A.J. Ramos emerged from the dugout in highlighter-pink cleats and began his steady hop to the bullpen just as he does before every game. But suddenly, he stopped.
The Marlins closer looked to his right, toward the seats behind home plate. Toward the saltwater fish tanks. Toward his mother, Cynthia.
She rarely made it to games in Miami, but today was different. It was Mother’s Day 2016, and A.J. had flown his whole family — mom, dad, brother, sister and grandmother — in from Texas to have the chance to see him pitch. He looked at them, smiled, waved and continued his trot to right field.
For Cynthia, it was important to be there. Not only because A.J. might pitch but because her own mom never could be there. Nieves Cortez, mother to Cynthia and 12 other children, died from leukemia at 45. Cynthia was just 12.
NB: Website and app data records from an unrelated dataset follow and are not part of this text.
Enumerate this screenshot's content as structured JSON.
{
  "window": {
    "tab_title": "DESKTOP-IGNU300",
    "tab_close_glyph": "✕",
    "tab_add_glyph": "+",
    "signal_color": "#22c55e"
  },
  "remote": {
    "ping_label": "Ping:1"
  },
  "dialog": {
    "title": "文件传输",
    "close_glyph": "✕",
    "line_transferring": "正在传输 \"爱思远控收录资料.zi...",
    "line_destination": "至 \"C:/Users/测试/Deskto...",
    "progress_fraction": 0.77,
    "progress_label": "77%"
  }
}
But on Sunday against the Braves, Cynthia, 52, will be in Miami for Mother’s Day again. She’ll be able to sit with her husband, Alejandro, and watch A.J. — her Little League starter turned major-league All-Star — trot onto the field clad in pink for the second consecutive year. She’ll be able to soak in the success again that her own mother never could.
And she’ll be forced to reflect on her relationship with A.J. now that they’re 1,500 miles apart.
But, boy, do they have memories. So many memories. Memories of success and failure, of argument and elation, all providing support for a son whose mom can do no wrong and a mom whose son is still just that — her son — despite his success.
“To me, he’s A.J.,” she said. “He’s my baby boy.”
Now, let’s go back. Because understanding A.J.’s relationship with his mom starts with understanding those memories, and those memories start with A.J. being about 3 years old at one of his father’s softball games.
While his dad was playing, he asked his mom repeatedly to run around the bases. She said no since the game was still being played.
After the game, he asked again when the players were shaking hands. She said that when they were done, he could go. And so he did, sliding into second, third and home before sprinting back to the family’s car coated in clay and radiating dust.
“Did you see that?” he asked his mom through a smile. “I did a home run.”
“I did, baby,” she answered. “That was awesome.”
Fast forward about 12 years. A.J. was struggling on the mound in a summer-league game during high school when his father, who was also his coach, emerged from the dugout.
“Go to the dugout,” his father ordered. “If you’re not gonna pitch right, just sit down. Better yet, go home.”
In the car with his mom, A.J. wouldn’t smile. He was always hard on himself, but on that day it was worse than usual. So his mom tried to brighten the mood.
“It’s OK baby,” she told him. “Sometimes I can’t stand your coach.”
“Mom,” A.J. answered, “that’s your husband.”
“That’s right, baby,” she said back. “That’s why I can say that.”
Fast forward another 15 years to right now, Mother’s Day 2017, when Cynthia will gather with the rest of the Ramos family to watch A.J. hopefully pitch again. She remembers when he was 6 and told her that some day he was going to play “with the big guys.”
And even though he’s been in the majors since 2012, seeing him pitch in person never gets old. Seeing his mom in the stands doesn’t get old for A.J. either.
“They don’t come out much,” he said of his family, “but when they do, it’s always special because they’re realizing that the dream has come true, and I’m actually doing what I set out to do since I was a kid.”
Meanwhile, his mother said the best gift he could give her on Mother’s Day would be a save — which would be his first since April 22 and fourth of the season. But even without it, it’ll still be Mother’s Day, and she’s still his mother.
“I’m just gonna be happy to see my son,” Cynthia said. “I’m always crying when I leave him.”